__Aim of the task__. Retype each entry verbatim. Do not include the images.
─── Supplied information ───
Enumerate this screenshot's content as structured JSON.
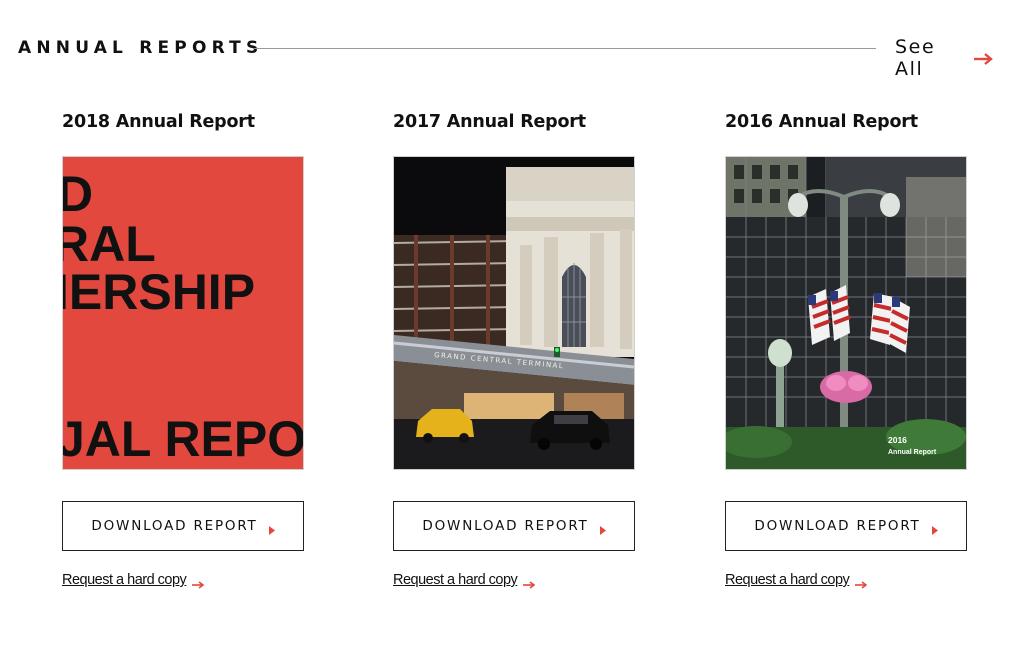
{
  "section": {
    "title": "ANNUAL REPORTS",
    "see_all_label": "See All"
  },
  "colors": {
    "accent": "#e2483d",
    "text": "#111111",
    "rule": "#9a9a9a",
    "cover_2018_bg": "#e2483d"
  },
  "icons": {
    "see_all": "arrow-right-icon",
    "download": "caret-right-icon",
    "request": "arrow-right-icon"
  },
  "reports": [
    {
      "title": "2018 Annual Report",
      "cover_lines": [
        "D",
        "RAL",
        "IERSHIP",
        "JAL REPOR"
      ],
      "download_label": "DOWNLOAD REPORT",
      "request_label": "Request a hard copy"
    },
    {
      "title": "2017 Annual Report",
      "cover_sign": "GRAND CENTRAL TERMINAL",
      "download_label": "DOWNLOAD REPORT",
      "request_label": "Request a hard copy"
    },
    {
      "title": "2016 Annual Report",
      "cover_caption_year": "2016",
      "cover_caption_text": "Annual Report",
      "download_label": "DOWNLOAD REPORT",
      "request_label": "Request a hard copy"
    }
  ]
}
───
__Worked solution__.
Enumerate this screenshot's content as structured JSON.
{
  "section": {
    "title": "ANNUAL REPORTS",
    "see_all_label": "See All"
  },
  "colors": {
    "accent": "#e2483d",
    "text": "#111111",
    "rule": "#9a9a9a",
    "cover_2018_bg": "#e2483d"
  },
  "icons": {
    "see_all": "arrow-right-icon",
    "download": "caret-right-icon",
    "request": "arrow-right-icon"
  },
  "reports": [
    {
      "title": "2018 Annual Report",
      "cover_lines": [
        "D",
        "RAL",
        "IERSHIP",
        "JAL REPOR"
      ],
      "download_label": "DOWNLOAD REPORT",
      "request_label": "Request a hard copy"
    },
    {
      "title": "2017 Annual Report",
      "cover_sign": "GRAND CENTRAL TERMINAL",
      "download_label": "DOWNLOAD REPORT",
      "request_label": "Request a hard copy"
    },
    {
      "title": "2016 Annual Report",
      "cover_caption_year": "2016",
      "cover_caption_text": "Annual Report",
      "download_label": "DOWNLOAD REPORT",
      "request_label": "Request a hard copy"
    }
  ]
}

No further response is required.